Collection entries:
________
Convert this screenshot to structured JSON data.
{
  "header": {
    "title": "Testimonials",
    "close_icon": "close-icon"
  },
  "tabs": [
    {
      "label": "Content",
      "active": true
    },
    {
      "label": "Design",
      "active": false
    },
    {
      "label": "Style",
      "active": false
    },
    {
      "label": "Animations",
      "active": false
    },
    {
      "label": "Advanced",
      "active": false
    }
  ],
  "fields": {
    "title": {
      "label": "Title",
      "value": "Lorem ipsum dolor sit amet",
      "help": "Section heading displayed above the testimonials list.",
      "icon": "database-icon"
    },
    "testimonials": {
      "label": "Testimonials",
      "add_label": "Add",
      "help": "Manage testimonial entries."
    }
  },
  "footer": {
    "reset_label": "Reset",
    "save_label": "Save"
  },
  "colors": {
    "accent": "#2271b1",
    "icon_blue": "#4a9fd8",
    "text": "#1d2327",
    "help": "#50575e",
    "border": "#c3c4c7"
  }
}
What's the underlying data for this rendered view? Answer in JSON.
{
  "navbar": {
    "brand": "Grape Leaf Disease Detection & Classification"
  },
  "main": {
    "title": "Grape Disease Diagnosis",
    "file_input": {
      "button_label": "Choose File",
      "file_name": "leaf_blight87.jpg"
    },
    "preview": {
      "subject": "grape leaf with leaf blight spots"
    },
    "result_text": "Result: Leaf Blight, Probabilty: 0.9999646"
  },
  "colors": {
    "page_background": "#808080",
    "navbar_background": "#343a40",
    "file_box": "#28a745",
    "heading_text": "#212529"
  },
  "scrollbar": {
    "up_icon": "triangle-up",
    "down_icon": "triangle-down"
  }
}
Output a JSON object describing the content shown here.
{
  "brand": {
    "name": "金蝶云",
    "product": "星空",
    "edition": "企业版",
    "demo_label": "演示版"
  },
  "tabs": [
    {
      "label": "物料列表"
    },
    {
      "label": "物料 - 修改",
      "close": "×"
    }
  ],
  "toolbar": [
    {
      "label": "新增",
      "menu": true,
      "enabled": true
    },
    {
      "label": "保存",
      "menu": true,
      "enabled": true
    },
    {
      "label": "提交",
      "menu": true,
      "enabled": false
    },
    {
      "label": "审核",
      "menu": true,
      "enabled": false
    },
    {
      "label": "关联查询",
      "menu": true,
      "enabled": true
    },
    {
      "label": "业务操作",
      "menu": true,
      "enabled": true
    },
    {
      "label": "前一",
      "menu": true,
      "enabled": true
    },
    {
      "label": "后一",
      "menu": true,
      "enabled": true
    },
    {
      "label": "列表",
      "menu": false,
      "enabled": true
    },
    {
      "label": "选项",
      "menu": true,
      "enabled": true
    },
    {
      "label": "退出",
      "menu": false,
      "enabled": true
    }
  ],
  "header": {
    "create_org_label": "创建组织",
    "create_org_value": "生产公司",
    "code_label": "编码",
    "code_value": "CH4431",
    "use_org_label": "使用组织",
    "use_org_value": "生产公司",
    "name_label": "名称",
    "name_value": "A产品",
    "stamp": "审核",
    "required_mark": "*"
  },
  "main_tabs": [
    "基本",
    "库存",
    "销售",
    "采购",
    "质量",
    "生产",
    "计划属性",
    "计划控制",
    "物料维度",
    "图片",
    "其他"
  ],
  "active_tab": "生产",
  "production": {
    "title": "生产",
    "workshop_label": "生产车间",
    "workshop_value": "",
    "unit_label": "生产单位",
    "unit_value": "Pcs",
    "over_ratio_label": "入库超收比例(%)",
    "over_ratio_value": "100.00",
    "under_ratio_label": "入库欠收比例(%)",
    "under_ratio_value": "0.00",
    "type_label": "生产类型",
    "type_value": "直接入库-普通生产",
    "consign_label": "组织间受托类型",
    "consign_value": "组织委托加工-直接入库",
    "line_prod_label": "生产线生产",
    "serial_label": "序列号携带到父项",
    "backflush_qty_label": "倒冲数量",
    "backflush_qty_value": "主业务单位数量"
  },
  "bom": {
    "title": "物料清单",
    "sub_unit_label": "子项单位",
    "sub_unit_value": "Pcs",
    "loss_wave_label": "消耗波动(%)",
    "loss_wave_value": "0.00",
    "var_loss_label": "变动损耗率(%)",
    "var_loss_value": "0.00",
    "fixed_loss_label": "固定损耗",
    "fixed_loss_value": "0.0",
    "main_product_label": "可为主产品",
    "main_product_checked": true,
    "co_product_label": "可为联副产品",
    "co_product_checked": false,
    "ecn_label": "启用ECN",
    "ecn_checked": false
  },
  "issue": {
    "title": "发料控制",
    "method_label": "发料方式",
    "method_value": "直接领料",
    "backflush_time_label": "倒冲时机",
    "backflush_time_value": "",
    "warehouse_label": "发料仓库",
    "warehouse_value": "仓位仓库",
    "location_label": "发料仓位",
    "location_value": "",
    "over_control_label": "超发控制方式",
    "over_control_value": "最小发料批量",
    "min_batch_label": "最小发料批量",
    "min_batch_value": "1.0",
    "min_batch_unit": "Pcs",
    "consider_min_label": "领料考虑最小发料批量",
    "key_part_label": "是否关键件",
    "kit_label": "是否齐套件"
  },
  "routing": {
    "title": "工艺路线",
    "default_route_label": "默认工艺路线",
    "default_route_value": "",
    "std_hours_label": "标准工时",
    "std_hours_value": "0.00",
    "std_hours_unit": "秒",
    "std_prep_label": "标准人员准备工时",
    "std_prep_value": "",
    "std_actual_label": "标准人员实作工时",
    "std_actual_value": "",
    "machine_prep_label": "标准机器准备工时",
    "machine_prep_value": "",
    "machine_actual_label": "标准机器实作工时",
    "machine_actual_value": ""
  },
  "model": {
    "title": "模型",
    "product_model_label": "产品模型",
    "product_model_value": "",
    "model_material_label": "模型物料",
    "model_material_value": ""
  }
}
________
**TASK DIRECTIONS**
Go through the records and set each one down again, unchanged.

**THE ANSWER**
Convert this screenshot to structured JSON data.
{
  "header": {
    "title": "Testimonials",
    "close_icon": "close-icon"
  },
  "tabs": [
    {
      "label": "Content",
      "active": true
    },
    {
      "label": "Design",
      "active": false
    },
    {
      "label": "Style",
      "active": false
    },
    {
      "label": "Animations",
      "active": false
    },
    {
      "label": "Advanced",
      "active": false
    }
  ],
  "fields": {
    "title": {
      "label": "Title",
      "value": "Lorem ipsum dolor sit amet",
      "help": "Section heading displayed above the testimonials list.",
      "icon": "database-icon"
    },
    "testimonials": {
      "label": "Testimonials",
      "add_label": "Add",
      "help": "Manage testimonial entries."
    }
  },
  "footer": {
    "reset_label": "Reset",
    "save_label": "Save"
  },
  "colors": {
    "accent": "#2271b1",
    "icon_blue": "#4a9fd8",
    "text": "#1d2327",
    "help": "#50575e",
    "border": "#c3c4c7"
  }
}
What's the underlying data for this rendered view? Answer in JSON.
{
  "navbar": {
    "brand": "Grape Leaf Disease Detection & Classification"
  },
  "main": {
    "title": "Grape Disease Diagnosis",
    "file_input": {
      "button_label": "Choose File",
      "file_name": "leaf_blight87.jpg"
    },
    "preview": {
      "subject": "grape leaf with leaf blight spots"
    },
    "result_text": "Result: Leaf Blight, Probabilty: 0.9999646"
  },
  "colors": {
    "page_background": "#808080",
    "navbar_background": "#343a40",
    "file_box": "#28a745",
    "heading_text": "#212529"
  },
  "scrollbar": {
    "up_icon": "triangle-up",
    "down_icon": "triangle-down"
  }
}
Output a JSON object describing the content shown here.
{
  "brand": {
    "name": "金蝶云",
    "product": "星空",
    "edition": "企业版",
    "demo_label": "演示版"
  },
  "tabs": [
    {
      "label": "物料列表"
    },
    {
      "label": "物料 - 修改",
      "close": "×"
    }
  ],
  "toolbar": [
    {
      "label": "新增",
      "menu": true,
      "enabled": true
    },
    {
      "label": "保存",
      "menu": true,
      "enabled": true
    },
    {
      "label": "提交",
      "menu": true,
      "enabled": false
    },
    {
      "label": "审核",
      "menu": true,
      "enabled": false
    },
    {
      "label": "关联查询",
      "menu": true,
      "enabled": true
    },
    {
      "label": "业务操作",
      "menu": true,
      "enabled": true
    },
    {
      "label": "前一",
      "menu": true,
      "enabled": true
    },
    {
      "label": "后一",
      "menu": true,
      "enabled": true
    },
    {
      "label": "列表",
      "menu": false,
      "enabled": true
    },
    {
      "label": "选项",
      "menu": true,
      "enabled": true
    },
    {
      "label": "退出",
      "menu": false,
      "enabled": true
    }
  ],
  "header": {
    "create_org_label": "创建组织",
    "create_org_value": "生产公司",
    "code_label": "编码",
    "code_value": "CH4431",
    "use_org_label": "使用组织",
    "use_org_value": "生产公司",
    "name_label": "名称",
    "name_value": "A产品",
    "stamp": "审核",
    "required_mark": "*"
  },
  "main_tabs": [
    "基本",
    "库存",
    "销售",
    "采购",
    "质量",
    "生产",
    "计划属性",
    "计划控制",
    "物料维度",
    "图片",
    "其他"
  ],
  "active_tab": "生产",
  "production": {
    "title": "生产",
    "workshop_label": "生产车间",
    "workshop_value": "",
    "unit_label": "生产单位",
    "unit_value": "Pcs",
    "over_ratio_label": "入库超收比例(%)",
    "over_ratio_value": "100.00",
    "under_ratio_label": "入库欠收比例(%)",
    "under_ratio_value": "0.00",
    "type_label": "生产类型",
    "type_value": "直接入库-普通生产",
    "consign_label": "组织间受托类型",
    "consign_value": "组织委托加工-直接入库",
    "line_prod_label": "生产线生产",
    "serial_label": "序列号携带到父项",
    "backflush_qty_label": "倒冲数量",
    "backflush_qty_value": "主业务单位数量"
  },
  "bom": {
    "title": "物料清单",
    "sub_unit_label": "子项单位",
    "sub_unit_value": "Pcs",
    "loss_wave_label": "消耗波动(%)",
    "loss_wave_value": "0.00",
    "var_loss_label": "变动损耗率(%)",
    "var_loss_value": "0.00",
    "fixed_loss_label": "固定损耗",
    "fixed_loss_value": "0.0",
    "main_product_label": "可为主产品",
    "main_product_checked": true,
    "co_product_label": "可为联副产品",
    "co_product_checked": false,
    "ecn_label": "启用ECN",
    "ecn_checked": false
  },
  "issue": {
    "title": "发料控制",
    "method_label": "发料方式",
    "method_value": "直接领料",
    "backflush_time_label": "倒冲时机",
    "backflush_time_value": "",
    "warehouse_label": "发料仓库",
    "warehouse_value": "仓位仓库",
    "location_label": "发料仓位",
    "location_value": "",
    "over_control_label": "超发控制方式",
    "over_control_value": "最小发料批量",
    "min_batch_label": "最小发料批量",
    "min_batch_value": "1.0",
    "min_batch_unit": "Pcs",
    "consider_min_label": "领料考虑最小发料批量",
    "key_part_label": "是否关键件",
    "kit_label": "是否齐套件"
  },
  "routing": {
    "title": "工艺路线",
    "default_route_label": "默认工艺路线",
    "default_route_value": "",
    "std_hours_label": "标准工时",
    "std_hours_value": "0.00",
    "std_hours_unit": "秒",
    "std_prep_label": "标准人员准备工时",
    "std_prep_value": "",
    "std_actual_label": "标准人员实作工时",
    "std_actual_value": "",
    "machine_prep_label": "标准机器准备工时",
    "machine_prep_value": "",
    "machine_actual_label": "标准机器实作工时",
    "machine_actual_value": ""
  },
  "model": {
    "title": "模型",
    "product_model_label": "产品模型",
    "product_model_value": "",
    "model_material_label": "模型物料",
    "model_material_value": ""
  }
}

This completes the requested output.